Racial and gender stereotypes can be effectively decreased with a counterbias training which is strengthened by an intervention during sleep. The better the sleep, the better the effect of the intervention!
It is a sad fact that even those people who value tolerance and egalitarianism are not free of prejudice and social stereotypes, for example regarding race and gender. All people suffer to a different extent from unconscious stereotypes, so-called implicit biases. These unconscious beliefs influence our behavior. Many people will for example more likely hire a man than an equally qualified woman for a research assistant.
The fact that these biases are implicit makes them very difficult to change. On top of that, even successful interventions against stereotypes are unlikely to have long-lasting effects for various reasons.
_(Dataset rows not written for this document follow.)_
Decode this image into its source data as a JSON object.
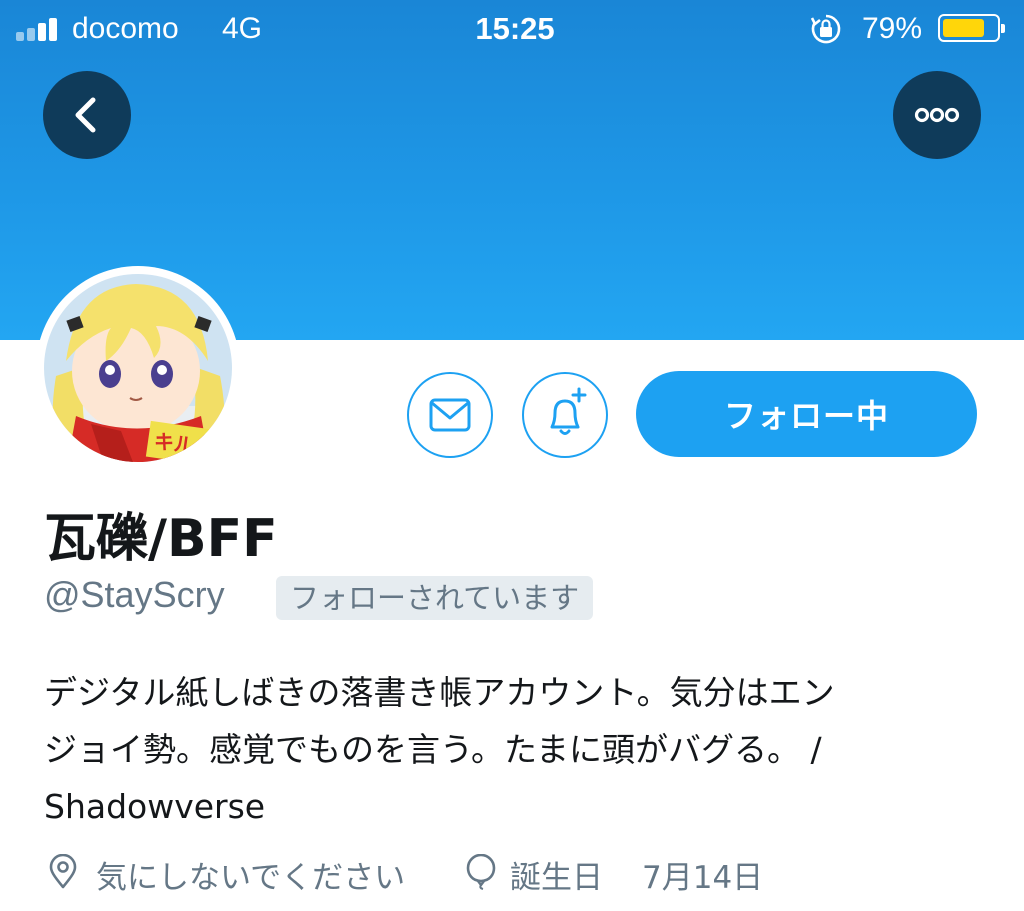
{
  "status_bar": {
    "carrier": "docomo",
    "network": "4G",
    "time": "15:25",
    "battery_percent": "79%",
    "battery_level": 0.79,
    "battery_color": "#ffd60a"
  },
  "header": {
    "back_icon": "chevron-left-icon",
    "more_icon": "more-horizontal-icon",
    "banner_color": "#1da1f2"
  },
  "profile": {
    "avatar_text": "キルミーベイベー",
    "name": "瓦礫/BFF",
    "handle": "@StayScry",
    "follows_you": "フォローされています",
    "bio_lines": [
      "デジタル紙しばきの落書き帳アカウント。気分はエン",
      "ジョイ勢。感覚でものを言う。たまに頭がバグる。 /",
      "Shadowverse"
    ],
    "location": "気にしないでください",
    "birthday_label": "誕生日",
    "birthday_value": "7月14日"
  },
  "actions": {
    "message_icon": "mail-icon",
    "notify_icon": "bell-plus-icon",
    "follow_label": "フォロー中",
    "accent_color": "#1da1f2"
  }
}
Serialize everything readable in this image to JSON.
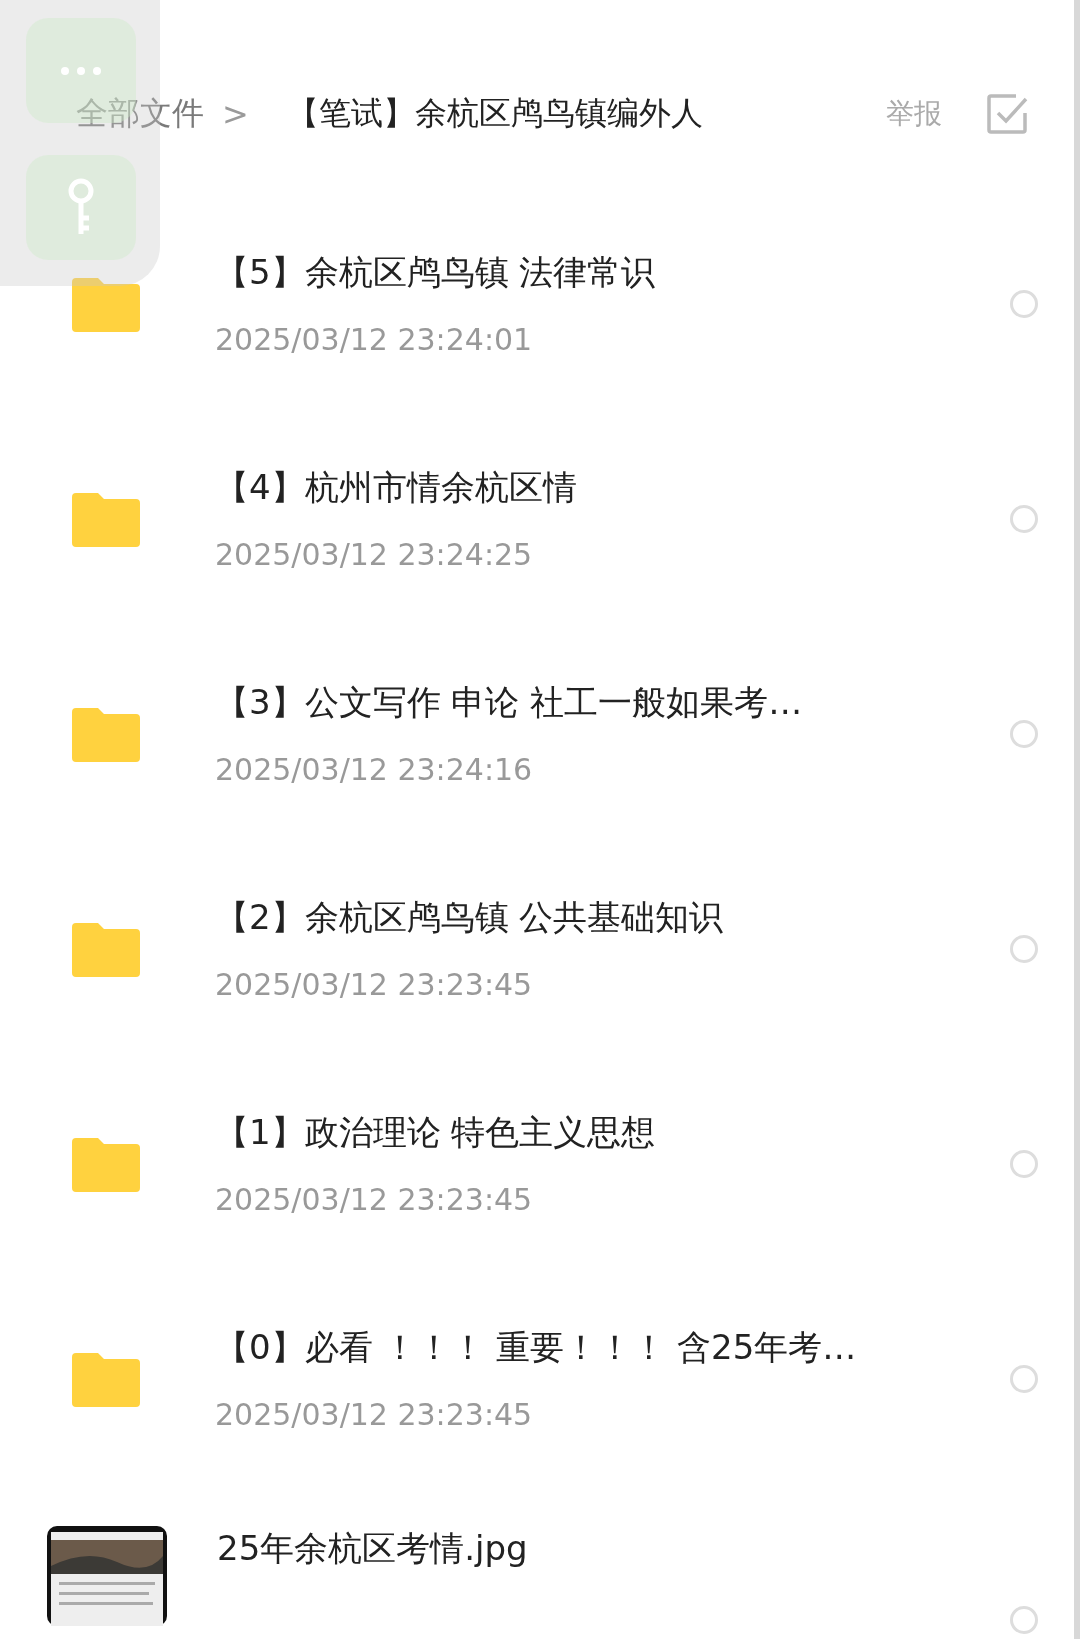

One example is the media that often reinforce the stereotypes.
A group of scientists from Northwestern University decided to approach this problem from another perspective. They based their research on the knowledge that our memory can be strengthened during sleep (so-called memory consolidation). The scientists do not know the mechanisms of this effect but think that a repeated reactivation of information in the sleep can help us remember information longer. Therefore, Hu and colleagues asked a group of participants to go through a counterbias training. During this training the participants heard a specific sound when they gave a “socially fair” response. Later, the participants were asked to catch a nap in the lab, and while they were in the slow wave sleep, which is a phase of deep sleep, they heard the same sound. As predicted by the authors, the training was effective in reducing social bias. Furthermore, catching a nap strengthened the observed effect. Finally, the additional intervention during sleep helped to maintain the effects of counterbias training for a week.
Interestingly, the nap had significantly better effect if it was longer and when the quality of sleep was better, meaning that the participants had longer REM and slow wave phases of the sleep during the nap. This finding supports previous theories that the memory consolidation takes place during both phases of the sleep – REM and slow wave.
Authors are cautious in drawing conclusions. More research will be needed to check if the training can have more permanent effects.